Toilet star rating = 3 star
We took a "No Shopping" tour to see the Great Wall at Mutianyu, about an hour or so north of the capital. The tour went straight to the wall, allowed us about two and a half hours to explore, stopped for a buffet lunch and then visited the Ming Tombs on the way home.
This was our first experience of Chinese driving so I should probably explain the road rules. In China they drive on the right hand side of the road. Or in the middle. Or on the left. Okay, so they aren't actually road 'rules' per se. People just seem to drive wherever they can see a space. Within the city there is a bus and bike lane that runs alongside the footpath that is supposed to be reserved for buses, motorbikes and bicycles, but it seems like everyone uses it, driving both with and against the flow of traffic. And if things get a little congested, the bikes, scooters and and motor tri-shaws have no hesitation to jumping the curb and riding on the footpath.

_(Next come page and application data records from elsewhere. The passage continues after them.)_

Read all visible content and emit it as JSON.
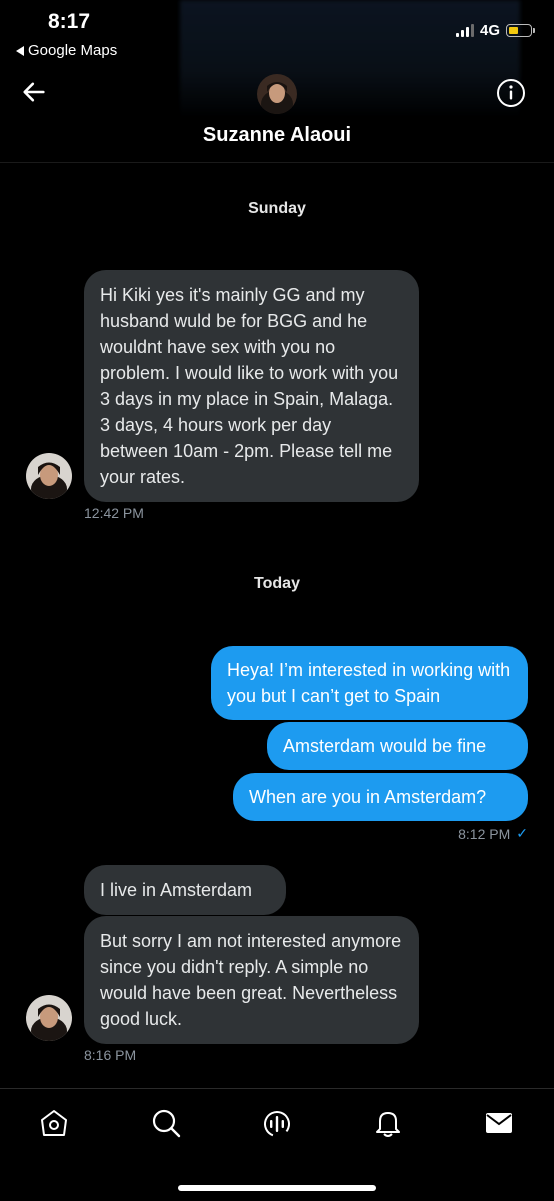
{
  "status_bar": {
    "time": "8:17",
    "back_app": "Google Maps",
    "network": "4G",
    "battery_color": "#f2c90f"
  },
  "header": {
    "name": "Suzanne Alaoui"
  },
  "conversation": {
    "day1": "Sunday",
    "msg1": "Hi Kiki yes it's mainly GG and my husband wuld be for BGG and he wouldnt have sex with you no problem. I would like to work with you 3 days in my place in Spain, Malaga. 3 days, 4 hours work per day between 10am - 2pm. Please tell me your rates.",
    "msg1_time": "12:42 PM",
    "day2": "Today",
    "out1": "Heya! I’m interested in working with you but I can’t get to Spain",
    "out2": "Amsterdam would be fine",
    "out3": "When are you in Amsterdam?",
    "out_time": "8:12 PM",
    "in2": "I live in Amsterdam",
    "in3": "But sorry I am not interested anymore since you didn't reply. A simple no would have been great. Nevertheless good luck.",
    "in_time": "8:16 PM"
  },
  "colors": {
    "outgoing_bubble": "#1d9bf0",
    "incoming_bubble": "#2f3336"
  },
  "tabbar": {
    "icons": [
      "home-icon",
      "search-icon",
      "spaces-icon",
      "notifications-icon",
      "messages-icon"
    ]
  }
}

So the drive to the Wall was a real eye opener, as in wide-open in terror kind of way. Our bus driver liked the middle of the road especially, swerving back into the right lane whenever an oncoming bus or truck forced him to. Pedestrians too are a constant danger on the road. Out in the country the roadway is pretty much just an extra wide path and people wander across the road and stop in the middle to talk without looking out for traffic. Country people also use the road to dry their produce - corn especially - and to prevent damage to their crops, they place rocks in the road to force the drivers around them. Drivers have to be extremely cautious.

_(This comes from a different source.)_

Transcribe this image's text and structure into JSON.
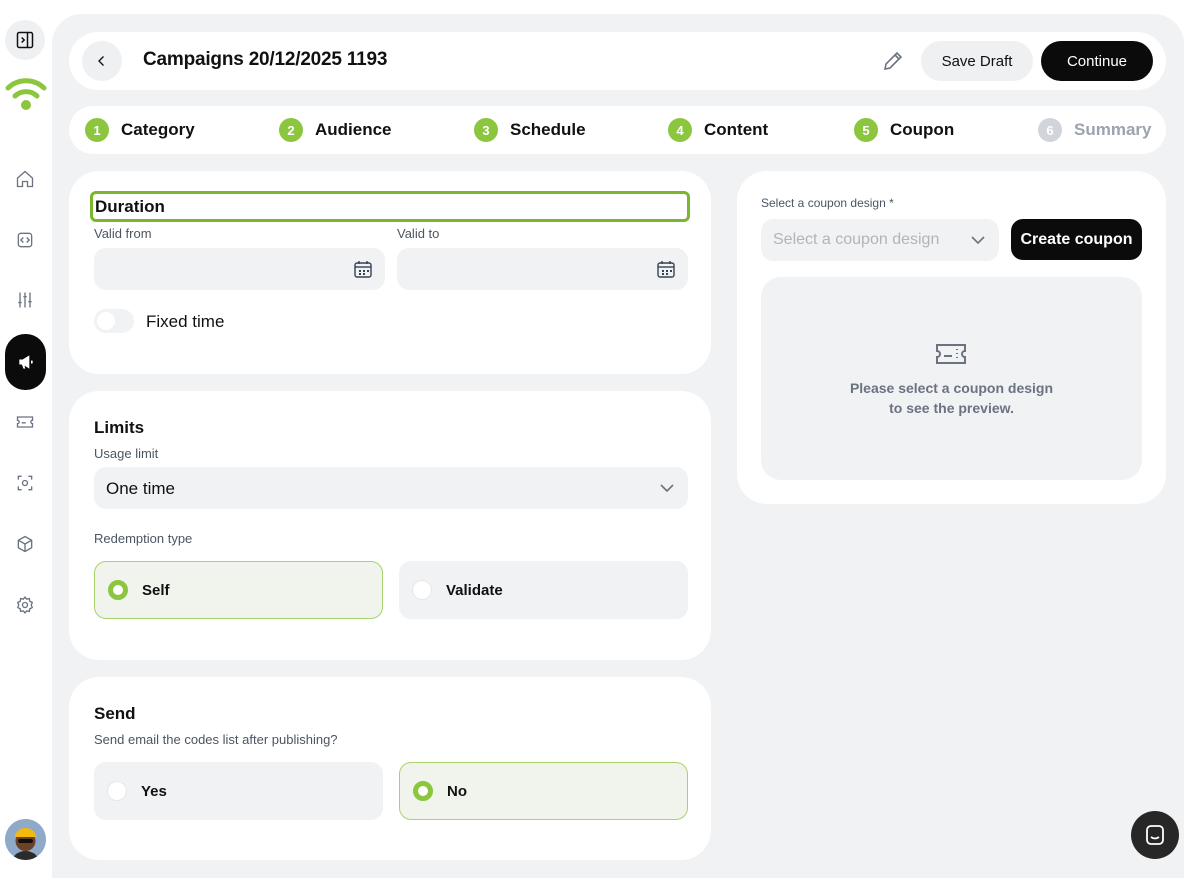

But we arrived safe and sound at our destination. All in all it wasn't too busy at Mutianyu. We took a cable car up to the top and set off walking. The wall itself is an amazing feat of engineering. It runs along the spine of a mountain range that used to separate the Chinese and Mongol kingdoms. It must have involved hundreds of thousands of workers, labouring endlessly to quarry the stone and transport it up the steep mountainsides. The Wall was originally started by the emperor QuiShing, the imaginatively titled First Emperor (he decreed that every subsequent emperor was to named in numerical sequence only - no names or titles. It didn't catch on) as one of his monumental state building exercises. He also built the Tomb of the Terracotta Warriors so more about him later. The Great Wall isn't really one wall, but a sequence of walls built at different times and for different reasons and then linked up later.

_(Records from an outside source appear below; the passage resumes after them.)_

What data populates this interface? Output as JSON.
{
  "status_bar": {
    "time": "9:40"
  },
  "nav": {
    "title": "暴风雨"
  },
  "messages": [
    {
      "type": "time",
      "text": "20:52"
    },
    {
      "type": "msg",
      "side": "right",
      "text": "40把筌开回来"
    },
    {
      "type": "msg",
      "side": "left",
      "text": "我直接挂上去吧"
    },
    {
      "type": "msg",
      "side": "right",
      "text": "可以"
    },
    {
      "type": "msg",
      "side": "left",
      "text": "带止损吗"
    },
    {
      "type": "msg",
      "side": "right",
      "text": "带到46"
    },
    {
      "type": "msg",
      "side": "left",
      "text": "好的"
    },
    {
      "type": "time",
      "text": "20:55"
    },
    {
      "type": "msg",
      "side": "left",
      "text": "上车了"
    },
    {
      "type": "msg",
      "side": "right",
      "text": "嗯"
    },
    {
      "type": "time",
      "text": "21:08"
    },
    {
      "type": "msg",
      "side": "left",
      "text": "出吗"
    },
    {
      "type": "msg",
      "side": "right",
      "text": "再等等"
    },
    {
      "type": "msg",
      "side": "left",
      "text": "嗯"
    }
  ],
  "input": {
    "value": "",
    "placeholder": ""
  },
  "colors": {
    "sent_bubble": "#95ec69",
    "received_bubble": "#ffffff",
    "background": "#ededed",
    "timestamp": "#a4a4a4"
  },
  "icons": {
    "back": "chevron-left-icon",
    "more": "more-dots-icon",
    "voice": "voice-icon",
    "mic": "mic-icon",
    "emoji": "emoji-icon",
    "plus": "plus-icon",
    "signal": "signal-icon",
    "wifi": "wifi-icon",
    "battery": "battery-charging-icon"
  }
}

Some of the sections of the wall were extremely steep, almost like stairs. The last section was too steep for me with my fear of heights but Shelly continued on while I waited at the bottom like a little girl. Some of our group went down via a tobogan run but we took the chair lift.
After the Wall we visited the Ming Tombs situated in a valley some kilometres away from Beijing. The emperor Yongle, who moved the capital from Nanjing to Beijing in the 15th century built his tomb out here and there are some 13 tombs in the valley, Only one has ever been excavated and that was the one we visited. Inside it was like a concrete bomb shelter and not very exciting. We could safely have skipped this excursion.
That night we chilled around the bars at Beipan Lake, just north of the Forbidden City before we picked up our bags at the hostel and headed to the train station. We had booked a hard sleeper berth on the train to Datong.